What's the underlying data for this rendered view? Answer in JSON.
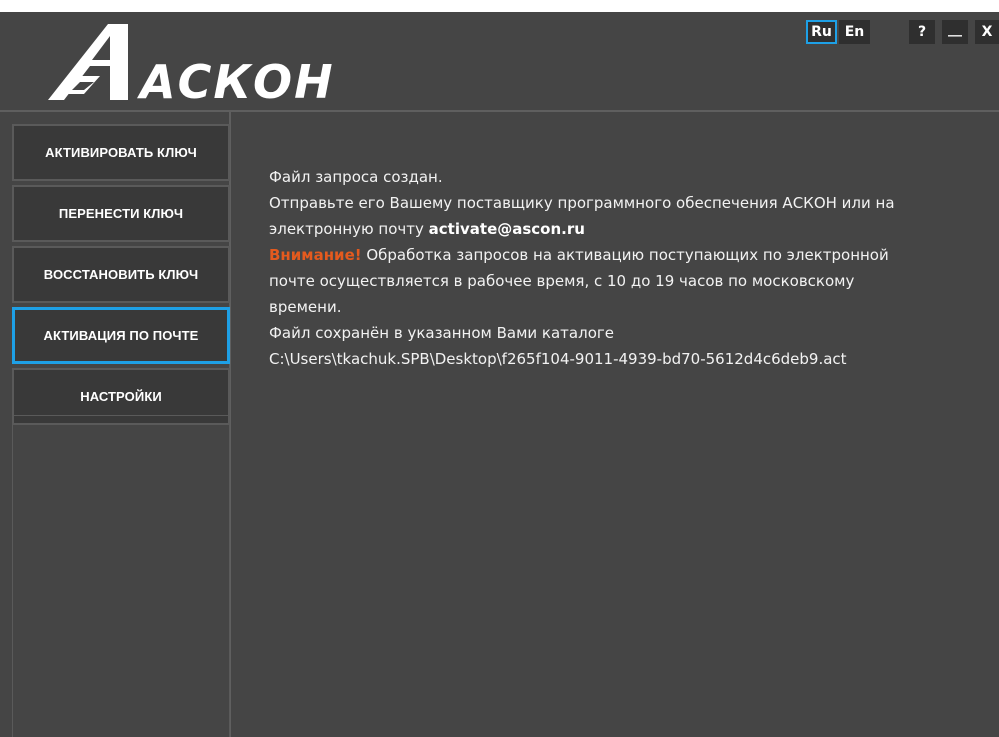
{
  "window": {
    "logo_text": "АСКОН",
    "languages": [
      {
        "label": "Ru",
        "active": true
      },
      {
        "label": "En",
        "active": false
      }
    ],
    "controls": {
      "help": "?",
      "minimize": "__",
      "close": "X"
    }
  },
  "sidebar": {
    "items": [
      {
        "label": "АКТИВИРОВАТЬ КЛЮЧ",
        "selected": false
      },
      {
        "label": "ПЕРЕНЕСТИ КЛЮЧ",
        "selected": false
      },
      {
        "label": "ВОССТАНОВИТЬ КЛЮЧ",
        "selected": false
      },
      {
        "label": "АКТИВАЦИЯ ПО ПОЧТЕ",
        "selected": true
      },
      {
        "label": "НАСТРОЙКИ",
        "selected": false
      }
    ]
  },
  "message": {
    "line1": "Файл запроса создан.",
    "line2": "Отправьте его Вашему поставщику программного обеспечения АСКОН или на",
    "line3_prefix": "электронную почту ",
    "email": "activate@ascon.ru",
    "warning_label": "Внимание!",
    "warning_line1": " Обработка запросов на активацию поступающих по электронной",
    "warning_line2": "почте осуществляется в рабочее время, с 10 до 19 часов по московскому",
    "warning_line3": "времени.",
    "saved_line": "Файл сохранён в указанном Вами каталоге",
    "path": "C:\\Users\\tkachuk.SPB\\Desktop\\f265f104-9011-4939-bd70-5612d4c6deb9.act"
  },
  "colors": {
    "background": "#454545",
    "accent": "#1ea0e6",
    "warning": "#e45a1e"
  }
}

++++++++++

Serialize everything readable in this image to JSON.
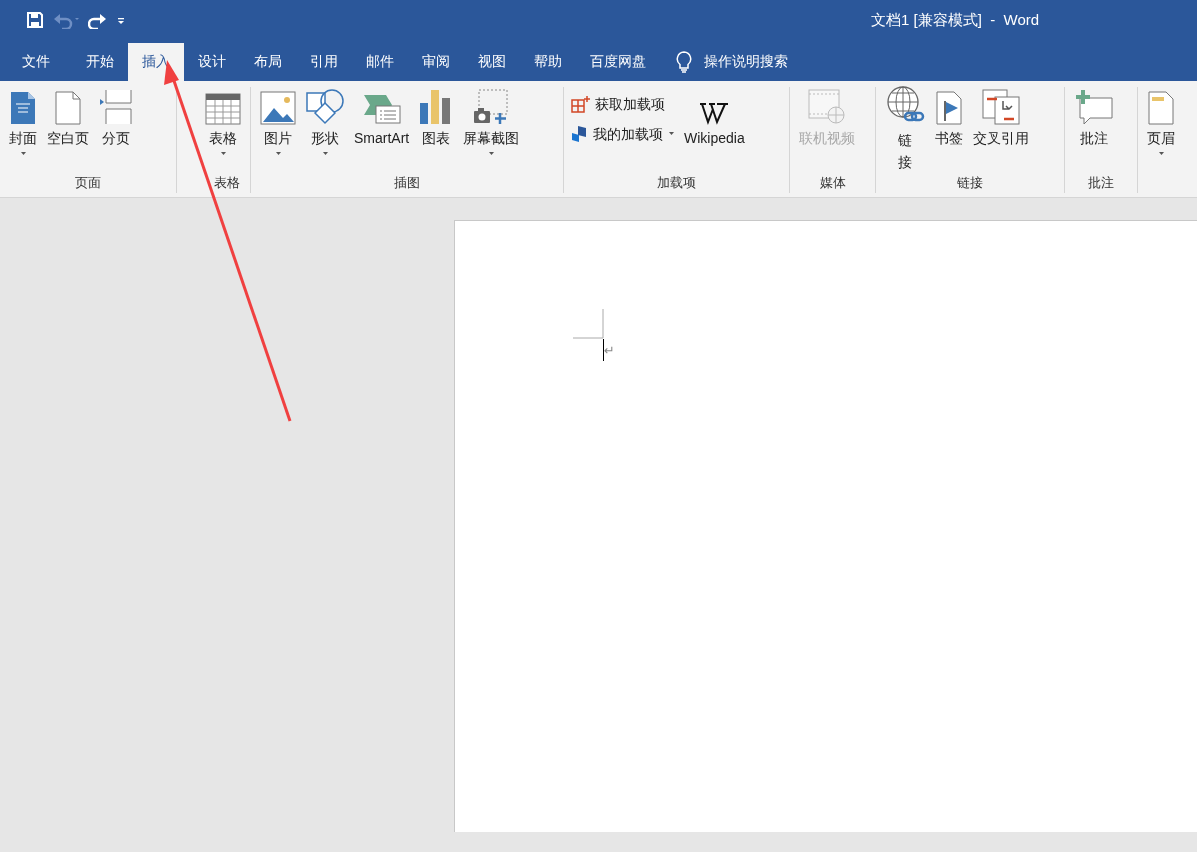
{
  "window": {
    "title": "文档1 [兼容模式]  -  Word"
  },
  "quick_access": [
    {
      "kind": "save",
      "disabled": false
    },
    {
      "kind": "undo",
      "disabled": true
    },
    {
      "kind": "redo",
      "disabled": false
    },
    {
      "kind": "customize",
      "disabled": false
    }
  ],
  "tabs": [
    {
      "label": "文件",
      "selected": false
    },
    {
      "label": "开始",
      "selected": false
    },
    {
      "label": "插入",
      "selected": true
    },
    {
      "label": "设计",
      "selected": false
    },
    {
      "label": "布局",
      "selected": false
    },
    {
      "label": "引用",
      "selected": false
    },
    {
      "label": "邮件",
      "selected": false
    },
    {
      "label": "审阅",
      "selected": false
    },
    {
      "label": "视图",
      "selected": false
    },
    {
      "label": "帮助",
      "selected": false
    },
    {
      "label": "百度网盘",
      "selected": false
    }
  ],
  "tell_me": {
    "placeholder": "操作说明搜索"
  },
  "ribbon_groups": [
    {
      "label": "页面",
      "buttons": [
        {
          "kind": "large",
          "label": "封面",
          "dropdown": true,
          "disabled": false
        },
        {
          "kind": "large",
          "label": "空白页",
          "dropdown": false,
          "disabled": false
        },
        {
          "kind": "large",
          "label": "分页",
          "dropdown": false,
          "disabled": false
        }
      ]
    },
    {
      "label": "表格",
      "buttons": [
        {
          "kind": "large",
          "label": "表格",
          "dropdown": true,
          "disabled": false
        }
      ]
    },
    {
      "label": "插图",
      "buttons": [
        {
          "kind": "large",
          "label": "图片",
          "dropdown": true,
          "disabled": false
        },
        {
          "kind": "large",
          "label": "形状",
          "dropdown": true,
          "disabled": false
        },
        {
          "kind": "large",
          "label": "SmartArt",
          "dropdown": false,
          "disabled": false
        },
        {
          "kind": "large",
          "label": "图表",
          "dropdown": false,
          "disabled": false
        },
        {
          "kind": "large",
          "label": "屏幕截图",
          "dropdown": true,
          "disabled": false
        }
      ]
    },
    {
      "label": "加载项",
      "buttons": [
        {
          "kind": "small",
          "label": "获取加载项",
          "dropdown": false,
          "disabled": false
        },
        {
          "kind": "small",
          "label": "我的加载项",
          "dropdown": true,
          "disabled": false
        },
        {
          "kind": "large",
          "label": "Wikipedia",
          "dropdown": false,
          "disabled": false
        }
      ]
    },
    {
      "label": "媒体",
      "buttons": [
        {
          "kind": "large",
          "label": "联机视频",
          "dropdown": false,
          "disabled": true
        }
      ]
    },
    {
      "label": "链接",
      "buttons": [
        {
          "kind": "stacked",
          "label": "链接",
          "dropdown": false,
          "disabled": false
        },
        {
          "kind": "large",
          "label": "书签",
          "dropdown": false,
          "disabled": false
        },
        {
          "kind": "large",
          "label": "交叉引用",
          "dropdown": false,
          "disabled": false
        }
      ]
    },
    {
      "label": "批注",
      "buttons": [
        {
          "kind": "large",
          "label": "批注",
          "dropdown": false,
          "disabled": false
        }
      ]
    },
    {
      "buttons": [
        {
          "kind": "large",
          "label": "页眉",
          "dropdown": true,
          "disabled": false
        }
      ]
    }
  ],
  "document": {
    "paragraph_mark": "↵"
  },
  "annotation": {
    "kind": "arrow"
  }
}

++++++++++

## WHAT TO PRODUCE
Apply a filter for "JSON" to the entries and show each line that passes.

## TASK RESPONSE
What's the underlying data for this rendered view? Answer in JSON.
Serialize everything readable in this image to JSON.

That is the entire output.